FILE PHOTO: Tesla's Cybertruck is displayed at Manhattan's Meatpacking District in New York City, U.S., May 8, 2021. REUTERS/Jeenah Moon/File Photo
January 14, 2022
By Hyunjoo Jin
SAN FRANCISCO (Reuters) – Tesla Inc aims to start initial production of its much-anticipated Cybertruck by the end of the first quarter of 2023, pushing back its plan to begin production late this year, a person familiar with the matter told Reuters on Thursday.
The person said the delay comes as Tesla is changing features and functions of the electric pickup to make a compelling product as competition heats up in the segment.
Tesla is expected to make limited production of the Cybertruck in the first quarter of 2023 before increasing output, the source said.
Tesla did not immediately respond to a request for comment.
Tesla, the world’s top electric car maker, makes electric sedans and sport utility vehicles but has missed out on the pickup truck segment, which is profitable and hugely popular in America.
Ford Motor Co and Rivian Automotive are ahead of Tesla in launching electric pickups.
Ford said early this month it will nearly double annual production capacity for its red-hot F-150 Lightning electric pickup to 150,000 vehicles ahead of its arrival this spring at U.S. dealers.
Ford’s market value breached $100 billion for the first time on Thursday when Tesla shares fell 6.7% and Rivian slumped 7.1%.
CEO Elon Musk, who unveiled the futuristic vehicle in 2019, had already delayed its production from late 2021 to late 2022.
Musk has said he will provide an updated product road map on Tesla’s Jan. 26 earnings call.
“Oh man, this year has been such a supply chain nightmare & it’s not over!,” he tweeted in late November, when asked about the Cybertruck.
Tesla recently removed a reference to its production schedule from its Cybertruck order website. Last month, the website said, “You will be able to complete your configuration as production nears in 2022.” Now “in 2022” has been omitted.

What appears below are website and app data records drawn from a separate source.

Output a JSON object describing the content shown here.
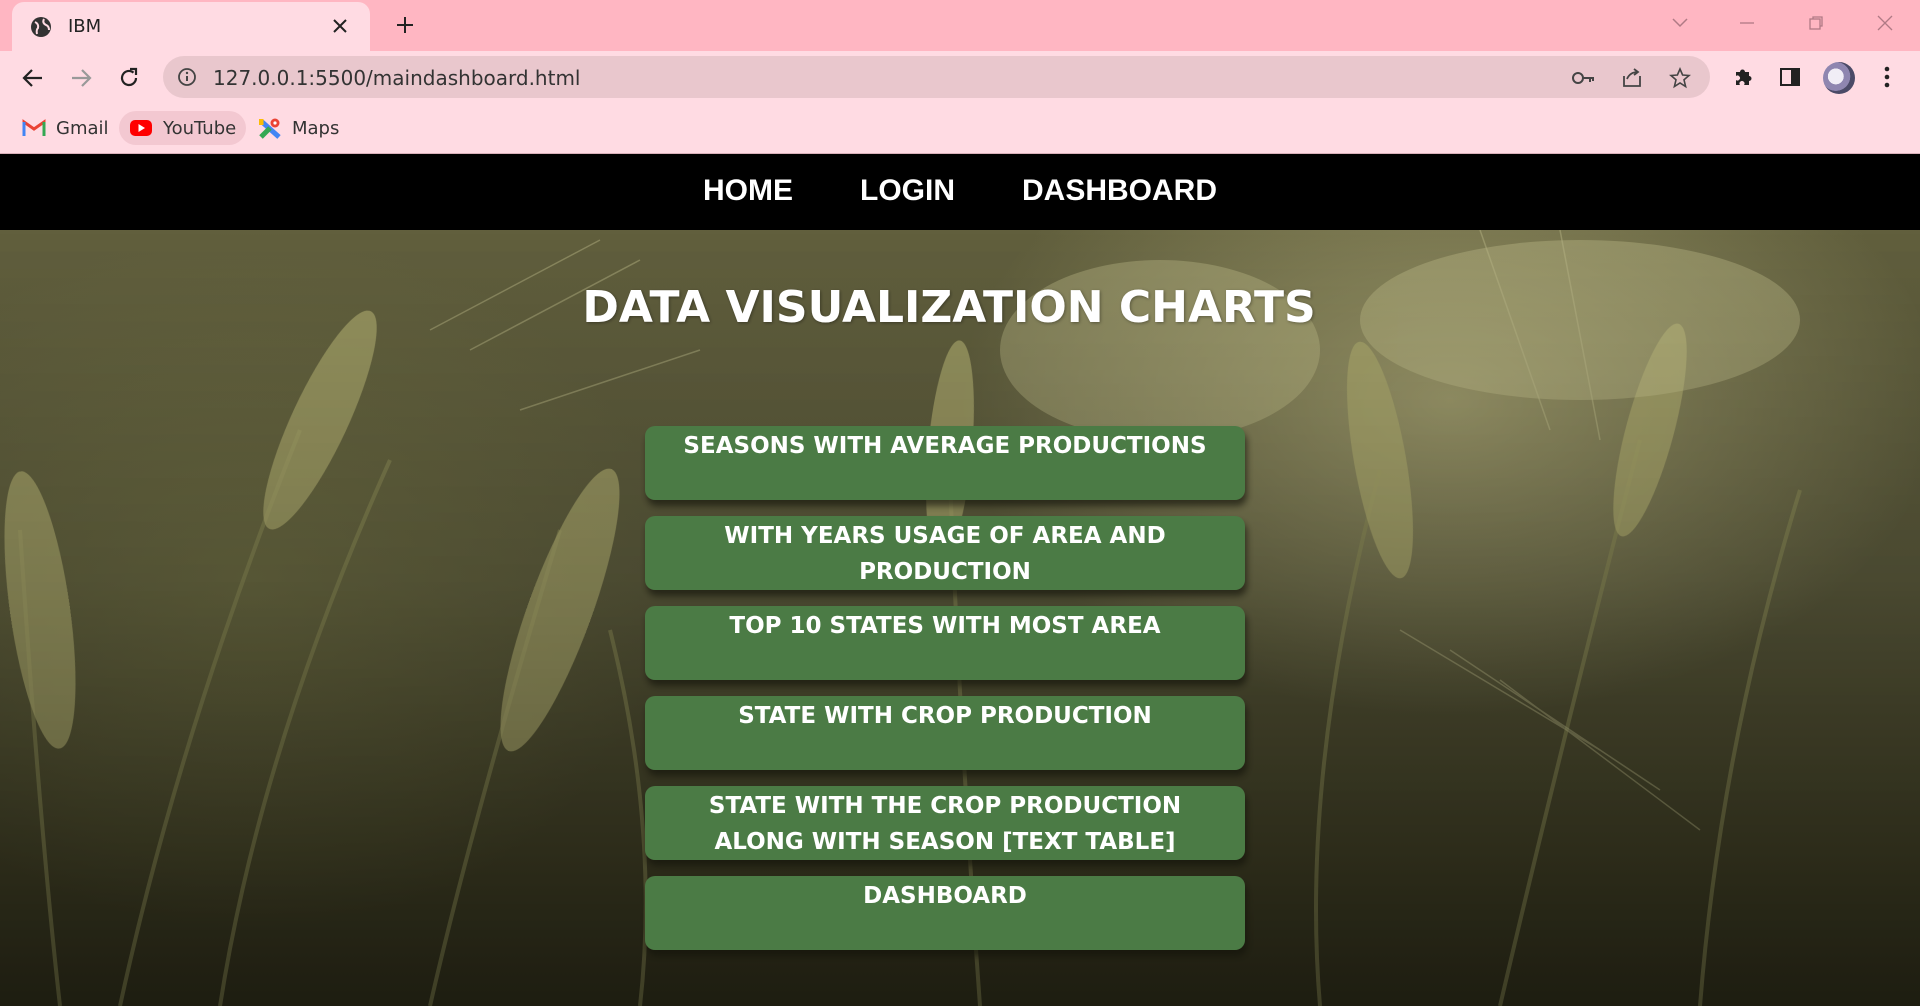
{
  "browser": {
    "tab_title": "IBM",
    "url": "127.0.0.1:5500/maindashboard.html",
    "bookmarks": [
      {
        "label": "Gmail",
        "icon": "gmail-icon"
      },
      {
        "label": "YouTube",
        "icon": "youtube-icon"
      },
      {
        "label": "Maps",
        "icon": "maps-icon"
      }
    ]
  },
  "navbar": {
    "home": "HOME",
    "login": "LOGIN",
    "dashboard": "DASHBOARD"
  },
  "main": {
    "title": "DATA VISUALIZATION CHARTS",
    "buttons": [
      "SEASONS WITH AVERAGE PRODUCTIONS",
      "WITH YEARS USAGE OF AREA AND PRODUCTION",
      "TOP 10 STATES WITH MOST AREA",
      "STATE WITH CROP PRODUCTION",
      "STATE WITH THE CROP PRODUCTION ALONG WITH SEASON [TEXT TABLE]",
      "DASHBOARD"
    ]
  },
  "colors": {
    "titlebar": "#ffb6c2",
    "toolbar": "#ffdbe3",
    "navbar": "#000000",
    "button": "#4b7b45"
  }
}
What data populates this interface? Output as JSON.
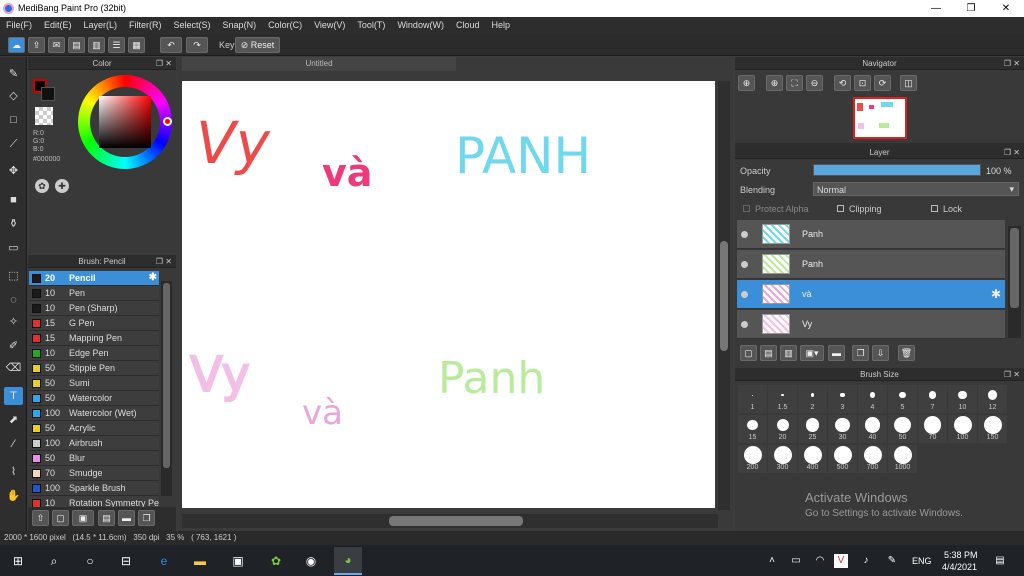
{
  "window": {
    "title": "MediBang Paint Pro (32bit)",
    "min": "—",
    "restore": "❐",
    "close": "✕"
  },
  "menu": [
    "File(F)",
    "Edit(E)",
    "Layer(L)",
    "Filter(R)",
    "Select(S)",
    "Snap(N)",
    "Color(C)",
    "View(V)",
    "Tool(T)",
    "Window(W)",
    "Cloud",
    "Help"
  ],
  "toolbar": {
    "key_label": "Key",
    "reset_label": "Reset"
  },
  "color_panel": {
    "title": "Color",
    "r": "R:0",
    "g": "G:0",
    "b": "B:0",
    "hex": "#000000",
    "accent": "#cc0000"
  },
  "brush_panel": {
    "title": "Brush: Pencil",
    "brushes": [
      {
        "size": "20",
        "name": "Pencil",
        "color": "#1a1a1a"
      },
      {
        "size": "10",
        "name": "Pen",
        "color": "#1a1a1a"
      },
      {
        "size": "10",
        "name": "Pen (Sharp)",
        "color": "#1a1a1a"
      },
      {
        "size": "15",
        "name": "G Pen",
        "color": "#e03030"
      },
      {
        "size": "15",
        "name": "Mapping Pen",
        "color": "#e03030"
      },
      {
        "size": "10",
        "name": "Edge Pen",
        "color": "#22aa22"
      },
      {
        "size": "50",
        "name": "Stipple Pen",
        "color": "#e8d020"
      },
      {
        "size": "50",
        "name": "Sumi",
        "color": "#e8d020"
      },
      {
        "size": "50",
        "name": "Watercolor",
        "color": "#2aa8e8"
      },
      {
        "size": "100",
        "name": "Watercolor (Wet)",
        "color": "#2aa8e8"
      },
      {
        "size": "50",
        "name": "Acrylic",
        "color": "#e8d020"
      },
      {
        "size": "100",
        "name": "Airbrush",
        "color": "#cccccc"
      },
      {
        "size": "50",
        "name": "Blur",
        "color": "#e890e8"
      },
      {
        "size": "70",
        "name": "Smudge",
        "color": "#f0d8b8"
      },
      {
        "size": "100",
        "name": "Sparkle Brush",
        "color": "#2255cc"
      },
      {
        "size": "10",
        "name": "Rotation Symmetry Pe",
        "color": "#e03030"
      }
    ]
  },
  "canvas": {
    "tab_title": "Untitled",
    "texts": [
      {
        "text": "Vy",
        "color": "#ee4a4a"
      },
      {
        "text": "và",
        "color": "#ee3a7a"
      },
      {
        "text": "PANH",
        "color": "#6fd8ec"
      },
      {
        "text": "Vy",
        "color": "#f2c0e6"
      },
      {
        "text": "và",
        "color": "#eaa6d8"
      },
      {
        "text": "Panh",
        "color": "#b8ec9c"
      }
    ]
  },
  "navigator": {
    "title": "Navigator"
  },
  "layer_panel": {
    "title": "Layer",
    "opacity_label": "Opacity",
    "opacity_value": "100 %",
    "opacity_fill": 1.0,
    "blending_label": "Blending",
    "blending_value": "Normal",
    "protect_alpha": "Protect Alpha",
    "clipping": "Clipping",
    "lock": "Lock",
    "layers": [
      {
        "name": "Panh",
        "selected": false
      },
      {
        "name": "Panh",
        "selected": false
      },
      {
        "name": "và",
        "selected": true
      },
      {
        "name": "Vy",
        "selected": false
      }
    ]
  },
  "brush_size_panel": {
    "title": "Brush Size",
    "sizes": [
      "1",
      "1.5",
      "2",
      "3",
      "4",
      "5",
      "7",
      "10",
      "12",
      "15",
      "20",
      "25",
      "30",
      "40",
      "50",
      "70",
      "100",
      "150",
      "200",
      "300",
      "400",
      "500",
      "700",
      "1000"
    ]
  },
  "watermark": {
    "line1": "Activate Windows",
    "line2": "Go to Settings to activate Windows."
  },
  "status": {
    "text": "2000 * 1600 pixel   (14.5 * 11.6cm)   350 dpi   35 %   ( 763, 1621 )"
  },
  "taskbar": {
    "lang": "ENG",
    "time": "5:38 PM",
    "date": "4/4/2021"
  }
}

Tesla plans to produce the Cybertruck at its factory in Texas, which is expected to start production of Model Y cars early this year.
(Reporting by Hyunjoo Jin in San Francisco; Editing by Peter Henderson and Matthew Lewis)